Storen, 31, is coming off of a protracted absence from any MLB duties. After inking a one-year deal with the Reds in 2017, he sustained a right elbow sprain toward the end of the year and underwent Tommy John surgery that October. He was effectively decommissioned for the club’s entire 2018 run and generated little interest around the league this winter, perhaps due in part to the uninspired 4.45 ERA, 3.8 BB/9, 7.9 SO/9, and career-low -0.2 fWAR he posted across 54 2/3 innings during his last healthy season.

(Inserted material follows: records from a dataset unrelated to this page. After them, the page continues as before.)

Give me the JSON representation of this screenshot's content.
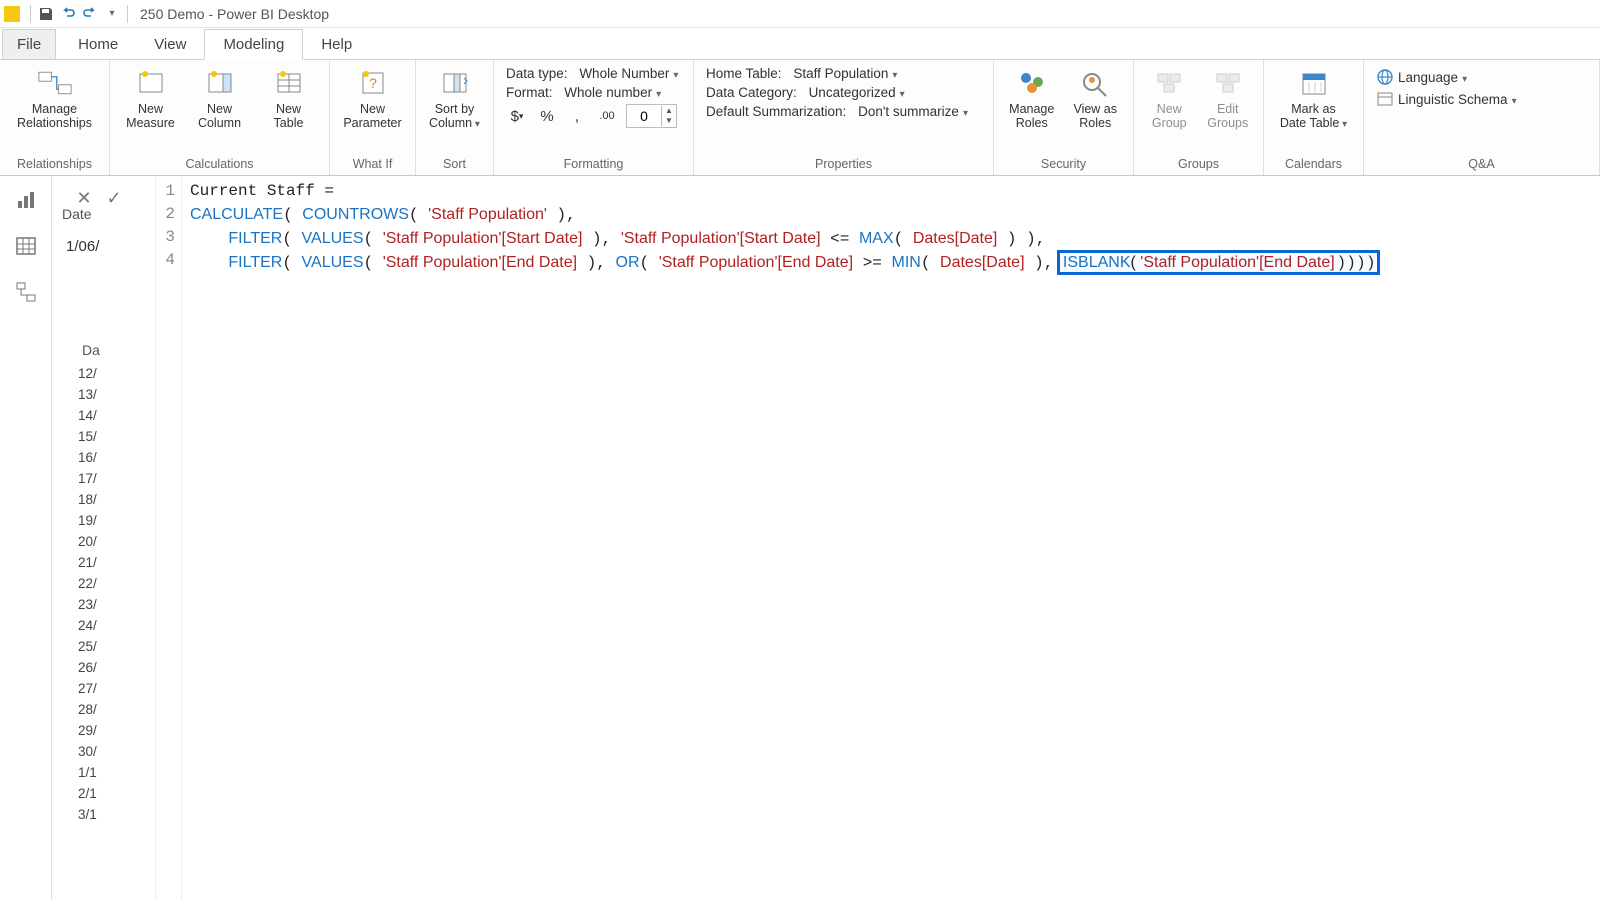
{
  "title": "250 Demo - Power BI Desktop",
  "menu": {
    "file": "File",
    "home": "Home",
    "view": "View",
    "modeling": "Modeling",
    "help": "Help"
  },
  "ribbon": {
    "relationships": {
      "manage": "Manage\nRelationships",
      "group": "Relationships"
    },
    "calculations": {
      "measure": "New\nMeasure",
      "column": "New\nColumn",
      "table": "New\nTable",
      "group": "Calculations"
    },
    "whatif": {
      "param": "New\nParameter",
      "group": "What If"
    },
    "sort": {
      "sortby": "Sort by\nColumn",
      "group": "Sort"
    },
    "formatting": {
      "datatype_label": "Data type:",
      "datatype_value": "Whole Number",
      "format_label": "Format:",
      "format_value": "Whole number",
      "currency": "$",
      "percent": "%",
      "comma": ",",
      "decicon": ".00",
      "decimals": "0",
      "group": "Formatting"
    },
    "properties": {
      "hometable_label": "Home Table:",
      "hometable_value": "Staff Population",
      "category_label": "Data Category:",
      "category_value": "Uncategorized",
      "summ_label": "Default Summarization:",
      "summ_value": "Don't summarize",
      "group": "Properties"
    },
    "security": {
      "manage": "Manage\nRoles",
      "viewas": "View as\nRoles",
      "group": "Security"
    },
    "groups": {
      "new": "New\nGroup",
      "edit": "Edit\nGroups",
      "group": "Groups"
    },
    "calendars": {
      "mark": "Mark as\nDate Table",
      "group": "Calendars"
    },
    "qa": {
      "lang": "Language",
      "schema": "Linguistic Schema",
      "group": "Q&A"
    }
  },
  "formula": {
    "line1": "Current Staff =",
    "line2_calc": "CALCULATE",
    "line2_countrows": "COUNTROWS",
    "line2_tbl": "'Staff Population'",
    "line3_filter": "FILTER",
    "line3_values": "VALUES",
    "line3_col1": "'Staff Population'[Start Date]",
    "line3_col2": "'Staff Population'[Start Date]",
    "line3_max": "MAX",
    "line3_dates": "Dates[Date]",
    "line4_filter": "FILTER",
    "line4_values": "VALUES",
    "line4_col1": "'Staff Population'[End Date]",
    "line4_or": "OR",
    "line4_col2": "'Staff Population'[End Date]",
    "line4_min": "MIN",
    "line4_dates": "Dates[Date]",
    "line4_isblank": "ISBLANK",
    "line4_col3": "'Staff Population'[End Date]"
  },
  "strip": {
    "date_header": "Date",
    "date_value": "1/06/",
    "col2_header": "Da",
    "rows": [
      "12/",
      "13/",
      "14/",
      "15/",
      "16/",
      "17/",
      "18/",
      "19/",
      "20/",
      "21/",
      "22/",
      "23/",
      "24/",
      "25/",
      "26/",
      "27/",
      "28/",
      "29/",
      "30/",
      "1/1",
      "2/1",
      "3/1"
    ]
  }
}
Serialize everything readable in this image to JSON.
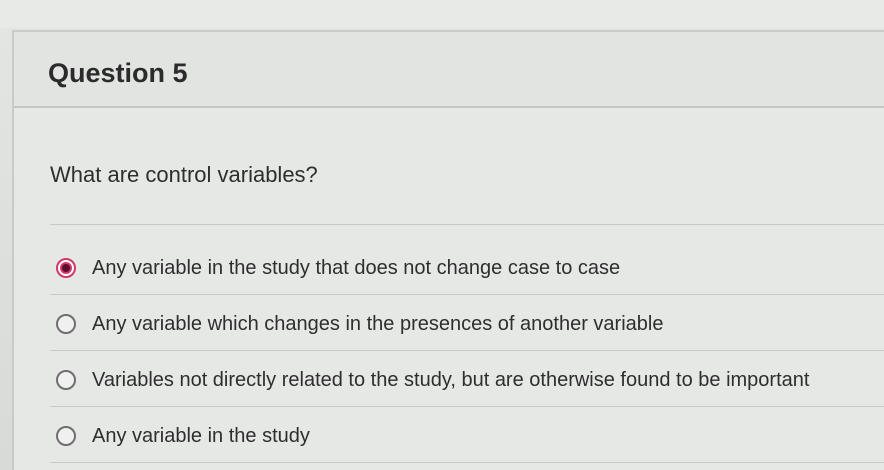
{
  "question": {
    "title": "Question 5",
    "prompt": "What are control variables?",
    "selected_index": 0,
    "options": [
      {
        "label": "Any variable in the study that does not change case to case",
        "checked": true
      },
      {
        "label": "Any variable which changes in the presences of another variable",
        "checked": false
      },
      {
        "label": "Variables not directly related to the study, but are otherwise found to be important",
        "checked": false
      },
      {
        "label": "Any variable in the study",
        "checked": false
      }
    ]
  },
  "colors": {
    "accent": "#d4386a",
    "selected_fill": "#5a0f2e",
    "background": "#e2e4e2"
  }
}
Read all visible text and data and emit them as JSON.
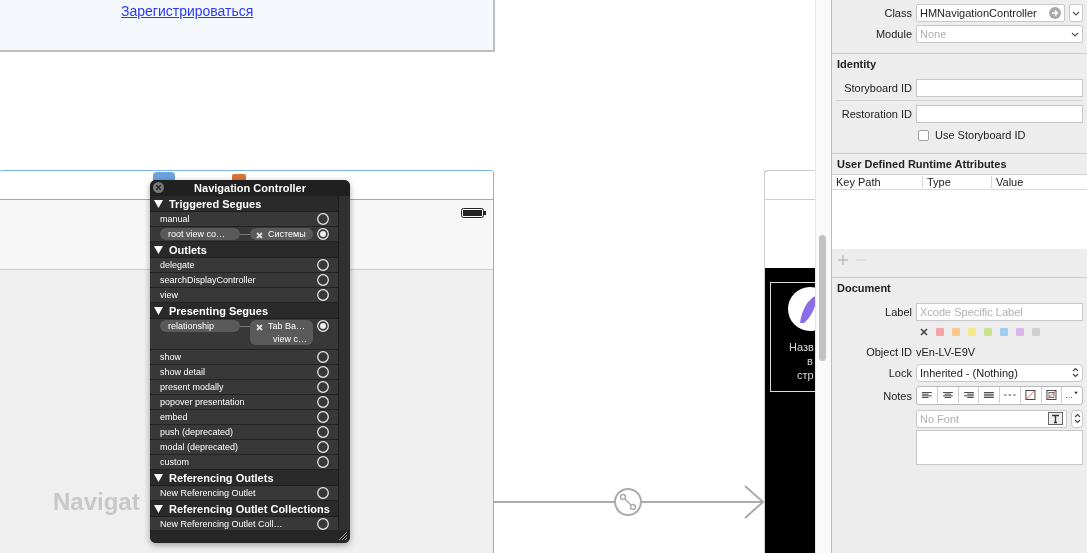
{
  "canvas": {
    "login_scene": {
      "link": "Зарегистрироваться"
    },
    "nav_scene": {
      "title": "Navigat"
    },
    "connections_popup": {
      "title": "Navigation Controller",
      "sections": [
        {
          "title": "Triggered Segues",
          "expanded": true,
          "items": [
            {
              "name": "manual",
              "connected": false
            },
            {
              "name": "root view co…",
              "connected": true,
              "target": [
                "Системы"
              ]
            }
          ]
        },
        {
          "title": "Outlets",
          "expanded": true,
          "items": [
            {
              "name": "delegate",
              "connected": false
            },
            {
              "name": "searchDisplayController",
              "connected": false
            },
            {
              "name": "view",
              "connected": false
            }
          ]
        },
        {
          "title": "Presenting Segues",
          "expanded": true,
          "items": [
            {
              "name": "relationship",
              "connected": true,
              "target": [
                "Tab Ba…",
                "view c…"
              ]
            },
            {
              "name": "show",
              "connected": false
            },
            {
              "name": "show detail",
              "connected": false
            },
            {
              "name": "present modally",
              "connected": false
            },
            {
              "name": "popover presentation",
              "connected": false
            },
            {
              "name": "embed",
              "connected": false
            },
            {
              "name": "push (deprecated)",
              "connected": false
            },
            {
              "name": "modal (deprecated)",
              "connected": false
            },
            {
              "name": "custom",
              "connected": false
            }
          ]
        },
        {
          "title": "Referencing Outlets",
          "expanded": true,
          "items": [
            {
              "name": "New Referencing Outlet",
              "connected": false
            }
          ]
        },
        {
          "title": "Referencing Outlet Collections",
          "expanded": true,
          "items": [
            {
              "name": "New Referencing Outlet Coll…",
              "connected": false
            }
          ]
        }
      ]
    },
    "next_scene": {
      "lines": [
        "Назв",
        "в",
        "стр"
      ]
    }
  },
  "inspector": {
    "class": {
      "label": "Class",
      "value": "HMNavigationController"
    },
    "module": {
      "label": "Module",
      "placeholder": "None"
    },
    "identity": {
      "title": "Identity",
      "storyboard_id": {
        "label": "Storyboard ID"
      },
      "restoration_id": {
        "label": "Restoration ID"
      },
      "use_storyboard_id": {
        "label": "Use Storyboard ID",
        "checked": false
      }
    },
    "runtime_attributes": {
      "title": "User Defined Runtime Attributes",
      "columns": [
        "Key Path",
        "Type",
        "Value"
      ]
    },
    "document": {
      "title": "Document",
      "label": {
        "label": "Label",
        "placeholder": "Xcode Specific Label"
      },
      "colors": [
        {
          "color": "#f7a3a3"
        },
        {
          "color": "#f8c98d"
        },
        {
          "color": "#f4e98a"
        },
        {
          "color": "#cbe28e"
        },
        {
          "color": "#a0ccf4"
        },
        {
          "color": "#d8b6ea"
        },
        {
          "color": "#cfcfcf"
        }
      ],
      "object_id": {
        "label": "Object ID",
        "value": "vEn-LV-E9V"
      },
      "lock": {
        "label": "Lock",
        "value": "Inherited - (Nothing)"
      },
      "notes": {
        "label": "Notes",
        "font_placeholder": "No Font"
      }
    }
  }
}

While it’s not immediately clear what kind of performance the Royals can expect from Storen in spring training, they’re not exactly in a position to be choosy. Their bullpen ranked dead last among all MLB teams with a collective 5.04 ERA, 4.85 FIP, and -2.2 fWAR last year, and still appears to be in a state of flux as they approach Opening Day. Skipper Ned Yost told reporters Wednesday that he intends to eschew the traditional closer appointment in 2019 and will instead utilize a combination of right-handers Wily Peralta and Brad Boxberger, lefty Tim Hill, and various others as he tackles high-leverage situations in the future.